Assignment - Please go through the listing below and count the lines where the string "text" appears. Answer with the number only.

Data listing -
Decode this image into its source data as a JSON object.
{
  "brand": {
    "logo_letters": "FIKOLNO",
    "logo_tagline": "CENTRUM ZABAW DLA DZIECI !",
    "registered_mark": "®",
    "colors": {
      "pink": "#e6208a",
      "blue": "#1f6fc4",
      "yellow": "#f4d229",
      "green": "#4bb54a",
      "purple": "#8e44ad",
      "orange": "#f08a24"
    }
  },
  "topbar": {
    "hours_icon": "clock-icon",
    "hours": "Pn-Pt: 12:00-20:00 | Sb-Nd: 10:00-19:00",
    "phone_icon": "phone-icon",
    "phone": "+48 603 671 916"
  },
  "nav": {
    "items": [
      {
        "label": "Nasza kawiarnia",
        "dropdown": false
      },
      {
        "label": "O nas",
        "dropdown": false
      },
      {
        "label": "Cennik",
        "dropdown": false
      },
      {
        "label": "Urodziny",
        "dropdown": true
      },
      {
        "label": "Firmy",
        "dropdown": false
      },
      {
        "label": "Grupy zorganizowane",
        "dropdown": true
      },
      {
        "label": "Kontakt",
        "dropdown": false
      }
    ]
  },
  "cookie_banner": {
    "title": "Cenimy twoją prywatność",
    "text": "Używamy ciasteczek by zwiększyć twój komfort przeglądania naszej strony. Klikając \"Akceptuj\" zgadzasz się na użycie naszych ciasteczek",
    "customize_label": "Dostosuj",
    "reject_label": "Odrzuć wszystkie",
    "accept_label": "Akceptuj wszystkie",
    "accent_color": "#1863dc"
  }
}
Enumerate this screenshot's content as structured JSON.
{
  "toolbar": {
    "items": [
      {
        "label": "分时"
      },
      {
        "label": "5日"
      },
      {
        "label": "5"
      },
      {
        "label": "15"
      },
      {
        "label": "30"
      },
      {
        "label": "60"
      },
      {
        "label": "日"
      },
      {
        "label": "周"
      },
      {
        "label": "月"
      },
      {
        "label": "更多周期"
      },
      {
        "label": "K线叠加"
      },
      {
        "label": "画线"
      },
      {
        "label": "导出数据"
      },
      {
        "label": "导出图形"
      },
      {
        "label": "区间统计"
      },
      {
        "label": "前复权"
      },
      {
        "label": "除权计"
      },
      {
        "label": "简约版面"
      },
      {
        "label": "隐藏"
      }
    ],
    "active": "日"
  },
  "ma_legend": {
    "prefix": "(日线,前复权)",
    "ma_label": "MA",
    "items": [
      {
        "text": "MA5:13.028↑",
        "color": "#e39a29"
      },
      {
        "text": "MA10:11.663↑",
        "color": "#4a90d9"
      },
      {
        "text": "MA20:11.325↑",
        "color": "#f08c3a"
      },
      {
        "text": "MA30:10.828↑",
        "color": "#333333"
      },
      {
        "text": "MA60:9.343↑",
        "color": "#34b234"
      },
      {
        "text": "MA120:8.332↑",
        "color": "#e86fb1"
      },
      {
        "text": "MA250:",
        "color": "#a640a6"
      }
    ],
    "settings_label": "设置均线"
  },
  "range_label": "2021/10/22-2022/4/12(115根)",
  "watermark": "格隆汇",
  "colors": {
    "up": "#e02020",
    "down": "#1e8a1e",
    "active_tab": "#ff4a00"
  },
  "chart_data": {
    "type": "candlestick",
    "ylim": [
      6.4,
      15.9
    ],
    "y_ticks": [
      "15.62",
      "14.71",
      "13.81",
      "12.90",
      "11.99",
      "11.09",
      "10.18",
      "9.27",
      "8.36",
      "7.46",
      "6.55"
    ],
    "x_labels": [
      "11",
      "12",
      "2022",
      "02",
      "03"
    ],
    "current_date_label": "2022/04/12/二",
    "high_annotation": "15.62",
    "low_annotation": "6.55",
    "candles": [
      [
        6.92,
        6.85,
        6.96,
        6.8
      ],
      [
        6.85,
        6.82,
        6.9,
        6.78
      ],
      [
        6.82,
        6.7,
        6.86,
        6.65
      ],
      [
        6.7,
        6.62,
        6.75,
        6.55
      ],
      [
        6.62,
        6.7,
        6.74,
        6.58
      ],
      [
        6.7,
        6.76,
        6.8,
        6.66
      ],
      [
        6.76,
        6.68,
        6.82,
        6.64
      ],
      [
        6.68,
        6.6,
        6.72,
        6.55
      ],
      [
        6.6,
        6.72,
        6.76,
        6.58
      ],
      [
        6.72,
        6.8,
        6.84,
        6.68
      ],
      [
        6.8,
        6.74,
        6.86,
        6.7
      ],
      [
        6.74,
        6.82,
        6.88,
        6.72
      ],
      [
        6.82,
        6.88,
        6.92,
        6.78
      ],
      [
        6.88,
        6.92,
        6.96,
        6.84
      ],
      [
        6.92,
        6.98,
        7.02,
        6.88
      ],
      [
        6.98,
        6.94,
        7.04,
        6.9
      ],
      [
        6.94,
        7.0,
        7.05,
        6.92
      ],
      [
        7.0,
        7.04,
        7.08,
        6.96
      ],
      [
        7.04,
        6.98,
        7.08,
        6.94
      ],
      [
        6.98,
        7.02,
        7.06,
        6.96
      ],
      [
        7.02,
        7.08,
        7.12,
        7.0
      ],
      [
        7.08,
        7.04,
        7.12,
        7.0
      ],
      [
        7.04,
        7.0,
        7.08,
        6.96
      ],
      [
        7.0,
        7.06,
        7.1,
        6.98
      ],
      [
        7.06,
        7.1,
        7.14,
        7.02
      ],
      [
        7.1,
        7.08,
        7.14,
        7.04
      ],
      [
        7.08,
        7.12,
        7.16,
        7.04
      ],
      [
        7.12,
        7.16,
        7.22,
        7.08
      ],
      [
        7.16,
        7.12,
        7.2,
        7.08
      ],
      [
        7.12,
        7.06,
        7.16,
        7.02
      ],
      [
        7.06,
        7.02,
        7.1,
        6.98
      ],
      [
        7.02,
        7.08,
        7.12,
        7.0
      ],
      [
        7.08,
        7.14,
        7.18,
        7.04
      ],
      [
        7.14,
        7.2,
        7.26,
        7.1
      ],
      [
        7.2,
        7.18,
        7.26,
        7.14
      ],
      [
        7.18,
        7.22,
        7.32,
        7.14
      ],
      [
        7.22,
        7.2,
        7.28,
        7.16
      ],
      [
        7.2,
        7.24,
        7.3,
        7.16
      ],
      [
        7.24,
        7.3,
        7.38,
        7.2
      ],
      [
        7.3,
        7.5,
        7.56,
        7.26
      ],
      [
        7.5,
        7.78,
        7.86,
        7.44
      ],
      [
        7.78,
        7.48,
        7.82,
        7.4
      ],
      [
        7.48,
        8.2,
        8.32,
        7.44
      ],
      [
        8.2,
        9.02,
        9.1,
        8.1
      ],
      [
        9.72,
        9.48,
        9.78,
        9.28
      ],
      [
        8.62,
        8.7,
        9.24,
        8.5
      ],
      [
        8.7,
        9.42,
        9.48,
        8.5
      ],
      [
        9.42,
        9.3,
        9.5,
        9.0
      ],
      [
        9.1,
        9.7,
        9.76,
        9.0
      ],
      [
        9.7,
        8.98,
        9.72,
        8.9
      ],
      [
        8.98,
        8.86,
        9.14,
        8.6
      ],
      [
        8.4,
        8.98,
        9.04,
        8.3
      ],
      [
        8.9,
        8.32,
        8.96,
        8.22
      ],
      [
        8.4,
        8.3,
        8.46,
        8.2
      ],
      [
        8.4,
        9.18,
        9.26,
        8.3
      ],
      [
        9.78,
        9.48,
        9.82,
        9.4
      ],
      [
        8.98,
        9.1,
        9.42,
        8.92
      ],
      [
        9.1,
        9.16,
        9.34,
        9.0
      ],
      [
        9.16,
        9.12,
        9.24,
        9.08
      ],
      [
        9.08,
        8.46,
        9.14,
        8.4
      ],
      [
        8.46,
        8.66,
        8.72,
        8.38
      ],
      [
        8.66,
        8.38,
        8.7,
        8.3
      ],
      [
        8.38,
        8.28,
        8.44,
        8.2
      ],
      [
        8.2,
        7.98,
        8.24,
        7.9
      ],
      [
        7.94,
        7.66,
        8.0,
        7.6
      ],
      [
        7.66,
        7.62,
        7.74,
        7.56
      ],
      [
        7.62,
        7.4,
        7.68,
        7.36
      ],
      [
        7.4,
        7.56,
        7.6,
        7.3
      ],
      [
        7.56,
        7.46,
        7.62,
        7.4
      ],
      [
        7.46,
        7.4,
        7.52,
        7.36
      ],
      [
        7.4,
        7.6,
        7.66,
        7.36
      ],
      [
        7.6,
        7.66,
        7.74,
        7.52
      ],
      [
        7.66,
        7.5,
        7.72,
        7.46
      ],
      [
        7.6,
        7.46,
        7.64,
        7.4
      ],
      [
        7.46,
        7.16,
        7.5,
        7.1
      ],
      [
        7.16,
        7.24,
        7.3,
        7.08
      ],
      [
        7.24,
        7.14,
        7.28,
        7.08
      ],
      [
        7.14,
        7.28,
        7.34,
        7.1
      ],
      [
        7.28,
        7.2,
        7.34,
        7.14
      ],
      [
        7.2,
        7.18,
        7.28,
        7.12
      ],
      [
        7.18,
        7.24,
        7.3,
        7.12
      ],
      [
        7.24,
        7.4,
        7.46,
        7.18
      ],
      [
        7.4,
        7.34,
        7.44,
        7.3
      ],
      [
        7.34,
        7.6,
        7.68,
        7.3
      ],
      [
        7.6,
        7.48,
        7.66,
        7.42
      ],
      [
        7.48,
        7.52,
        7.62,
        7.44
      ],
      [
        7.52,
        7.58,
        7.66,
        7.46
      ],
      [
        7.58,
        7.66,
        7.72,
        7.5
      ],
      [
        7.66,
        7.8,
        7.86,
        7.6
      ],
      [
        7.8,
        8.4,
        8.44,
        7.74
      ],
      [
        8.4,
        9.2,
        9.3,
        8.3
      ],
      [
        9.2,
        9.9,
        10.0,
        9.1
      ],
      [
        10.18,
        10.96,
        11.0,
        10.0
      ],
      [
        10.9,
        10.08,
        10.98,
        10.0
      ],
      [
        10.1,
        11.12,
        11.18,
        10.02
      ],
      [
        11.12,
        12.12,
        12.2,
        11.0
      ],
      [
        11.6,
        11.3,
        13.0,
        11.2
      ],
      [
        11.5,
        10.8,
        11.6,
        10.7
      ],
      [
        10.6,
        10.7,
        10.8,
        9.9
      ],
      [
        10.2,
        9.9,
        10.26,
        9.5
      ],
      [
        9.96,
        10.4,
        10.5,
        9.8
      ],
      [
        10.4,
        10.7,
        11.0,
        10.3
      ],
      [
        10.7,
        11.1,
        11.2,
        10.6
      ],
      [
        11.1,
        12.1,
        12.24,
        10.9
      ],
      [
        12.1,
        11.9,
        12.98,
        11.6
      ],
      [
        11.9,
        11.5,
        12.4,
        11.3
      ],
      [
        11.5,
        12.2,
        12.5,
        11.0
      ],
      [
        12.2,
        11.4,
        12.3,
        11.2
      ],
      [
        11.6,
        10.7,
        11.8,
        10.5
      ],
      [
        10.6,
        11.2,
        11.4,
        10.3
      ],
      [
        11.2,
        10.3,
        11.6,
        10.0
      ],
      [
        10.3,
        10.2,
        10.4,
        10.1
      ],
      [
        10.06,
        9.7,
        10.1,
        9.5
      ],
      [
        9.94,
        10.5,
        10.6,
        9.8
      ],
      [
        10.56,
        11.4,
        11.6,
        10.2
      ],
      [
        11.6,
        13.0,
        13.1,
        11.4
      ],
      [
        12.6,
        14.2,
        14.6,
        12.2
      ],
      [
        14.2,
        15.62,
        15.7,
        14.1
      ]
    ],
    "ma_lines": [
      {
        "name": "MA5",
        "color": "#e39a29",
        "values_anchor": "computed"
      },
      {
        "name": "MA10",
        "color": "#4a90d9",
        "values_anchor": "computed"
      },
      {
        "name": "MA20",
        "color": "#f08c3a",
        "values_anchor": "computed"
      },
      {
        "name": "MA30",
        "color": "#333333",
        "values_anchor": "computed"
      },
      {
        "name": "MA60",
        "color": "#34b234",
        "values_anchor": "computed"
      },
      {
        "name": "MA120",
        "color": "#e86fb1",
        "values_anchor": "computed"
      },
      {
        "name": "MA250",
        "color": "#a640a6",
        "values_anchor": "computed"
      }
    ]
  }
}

Response to the exercise - 8